**TRY IT:**
Pick out every line of the entries below where "this" occurs, and copy those lines.

**SUPPLIED DATA:**

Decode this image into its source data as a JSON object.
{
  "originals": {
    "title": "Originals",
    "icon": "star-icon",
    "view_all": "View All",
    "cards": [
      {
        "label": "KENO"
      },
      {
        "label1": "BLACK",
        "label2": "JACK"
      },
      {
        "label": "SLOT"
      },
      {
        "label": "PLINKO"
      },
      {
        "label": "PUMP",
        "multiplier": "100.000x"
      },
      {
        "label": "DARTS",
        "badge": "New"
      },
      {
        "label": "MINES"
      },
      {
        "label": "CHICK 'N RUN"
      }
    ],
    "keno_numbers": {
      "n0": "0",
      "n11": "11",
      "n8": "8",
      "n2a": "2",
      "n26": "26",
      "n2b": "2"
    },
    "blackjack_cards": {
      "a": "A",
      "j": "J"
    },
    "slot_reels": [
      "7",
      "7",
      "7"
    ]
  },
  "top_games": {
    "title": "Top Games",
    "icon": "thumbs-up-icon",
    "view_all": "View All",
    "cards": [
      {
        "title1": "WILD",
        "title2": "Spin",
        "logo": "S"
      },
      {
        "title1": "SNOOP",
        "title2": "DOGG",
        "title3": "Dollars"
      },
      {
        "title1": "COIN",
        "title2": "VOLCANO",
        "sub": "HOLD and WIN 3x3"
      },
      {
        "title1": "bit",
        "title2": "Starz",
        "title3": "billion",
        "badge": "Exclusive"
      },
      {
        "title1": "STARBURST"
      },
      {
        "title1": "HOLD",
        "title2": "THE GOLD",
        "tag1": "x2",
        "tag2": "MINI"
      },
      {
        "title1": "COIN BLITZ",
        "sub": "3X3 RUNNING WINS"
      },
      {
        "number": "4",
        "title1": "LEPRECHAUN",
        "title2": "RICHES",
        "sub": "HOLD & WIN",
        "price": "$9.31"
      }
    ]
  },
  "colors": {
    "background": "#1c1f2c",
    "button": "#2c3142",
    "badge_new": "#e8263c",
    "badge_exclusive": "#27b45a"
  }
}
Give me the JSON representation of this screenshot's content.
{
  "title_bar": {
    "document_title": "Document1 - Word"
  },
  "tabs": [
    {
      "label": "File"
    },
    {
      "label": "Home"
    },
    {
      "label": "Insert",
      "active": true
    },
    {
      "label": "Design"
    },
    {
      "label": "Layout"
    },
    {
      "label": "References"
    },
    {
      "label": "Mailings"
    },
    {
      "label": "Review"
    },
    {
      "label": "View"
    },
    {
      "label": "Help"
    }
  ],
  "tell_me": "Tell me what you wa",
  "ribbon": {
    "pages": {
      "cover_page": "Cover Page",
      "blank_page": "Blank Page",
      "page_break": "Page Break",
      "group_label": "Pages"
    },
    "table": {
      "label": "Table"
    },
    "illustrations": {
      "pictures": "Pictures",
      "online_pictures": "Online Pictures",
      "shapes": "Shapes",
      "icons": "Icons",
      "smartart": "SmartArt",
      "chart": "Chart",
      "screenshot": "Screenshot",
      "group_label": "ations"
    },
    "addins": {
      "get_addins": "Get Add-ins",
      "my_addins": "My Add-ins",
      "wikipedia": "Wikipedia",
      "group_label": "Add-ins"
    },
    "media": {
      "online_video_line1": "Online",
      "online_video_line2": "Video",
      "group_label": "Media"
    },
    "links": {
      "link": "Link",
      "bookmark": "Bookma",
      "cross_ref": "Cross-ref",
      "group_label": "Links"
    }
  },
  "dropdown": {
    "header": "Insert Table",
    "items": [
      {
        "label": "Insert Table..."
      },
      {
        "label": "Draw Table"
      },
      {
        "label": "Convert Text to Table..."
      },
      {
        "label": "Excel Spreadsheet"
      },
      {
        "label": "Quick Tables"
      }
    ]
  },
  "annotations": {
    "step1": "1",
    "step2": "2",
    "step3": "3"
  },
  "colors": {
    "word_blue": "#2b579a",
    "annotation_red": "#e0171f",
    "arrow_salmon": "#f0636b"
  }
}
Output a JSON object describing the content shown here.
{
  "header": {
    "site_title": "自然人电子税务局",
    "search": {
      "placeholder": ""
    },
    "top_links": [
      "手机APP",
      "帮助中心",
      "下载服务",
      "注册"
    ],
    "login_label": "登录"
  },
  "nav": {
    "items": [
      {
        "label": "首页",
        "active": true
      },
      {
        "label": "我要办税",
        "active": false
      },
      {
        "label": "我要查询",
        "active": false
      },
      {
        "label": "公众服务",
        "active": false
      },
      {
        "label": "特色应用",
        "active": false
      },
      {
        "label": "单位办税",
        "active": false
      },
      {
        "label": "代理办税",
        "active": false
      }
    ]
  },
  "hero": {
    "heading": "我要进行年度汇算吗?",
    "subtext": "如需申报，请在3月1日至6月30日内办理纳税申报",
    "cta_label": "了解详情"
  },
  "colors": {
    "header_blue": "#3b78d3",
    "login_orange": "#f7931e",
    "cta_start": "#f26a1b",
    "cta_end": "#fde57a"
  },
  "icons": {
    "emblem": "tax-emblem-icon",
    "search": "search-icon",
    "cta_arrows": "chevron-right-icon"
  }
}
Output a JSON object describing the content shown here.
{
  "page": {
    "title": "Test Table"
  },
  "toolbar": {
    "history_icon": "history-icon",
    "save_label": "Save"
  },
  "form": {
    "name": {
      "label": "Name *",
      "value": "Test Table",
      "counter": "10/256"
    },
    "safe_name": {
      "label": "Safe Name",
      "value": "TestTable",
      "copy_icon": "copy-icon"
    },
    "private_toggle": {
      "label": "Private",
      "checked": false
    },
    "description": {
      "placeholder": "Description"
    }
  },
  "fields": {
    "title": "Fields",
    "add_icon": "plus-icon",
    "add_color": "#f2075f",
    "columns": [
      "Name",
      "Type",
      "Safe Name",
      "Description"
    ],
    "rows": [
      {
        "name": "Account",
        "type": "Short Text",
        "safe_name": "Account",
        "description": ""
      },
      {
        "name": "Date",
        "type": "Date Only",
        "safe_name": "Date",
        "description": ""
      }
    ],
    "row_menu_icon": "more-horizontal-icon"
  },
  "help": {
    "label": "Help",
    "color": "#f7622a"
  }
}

**EXERCISE OUTPUT:**
Decode this image into its source data as a JSON object.
Give me the JSON representation of this screenshot's content.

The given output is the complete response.